A stringent new law regulating foreign nongovernmental organizations in China could potentially constrain the activities of overseas higher education institutions in a variety of ways.
The law, approved by China’s legislature late last month, requires foreign NGOs conducting activities in mainland China to register with police agencies and to operate under the supervision of approved Chinese sponsoring organizations. The law requires foreign NGOs engaging in activities in mainland China to either conduct them through registered representative offices or register activities of a temporary nature with Chinese partner entities that agree to serve as sponsors.

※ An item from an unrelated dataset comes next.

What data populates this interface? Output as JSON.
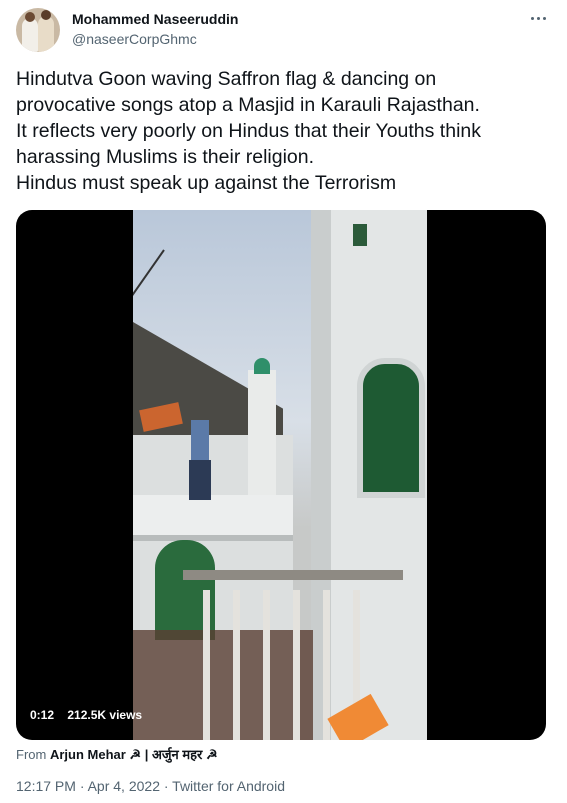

The law, which critics contend gives overly broad latitude to the police authorities charged with enforcing it, has been widely seen as chilling by foreign NGOs and some governments. U.S. Secretary of State John Kerry issued an April 28 statement expressing his deep concern that the law “will negatively impact important people-to-people ties between our two countries and the development of civil society in China.” While noting that the final version of the law includes improvements from the original draft, Kerry said it nonetheless “creates a highly uncertain and potentially hostile environment for foreign nonprofit, nongovernmental organizations and their Chinese partners that will no doubt discourage activities and initiatives.”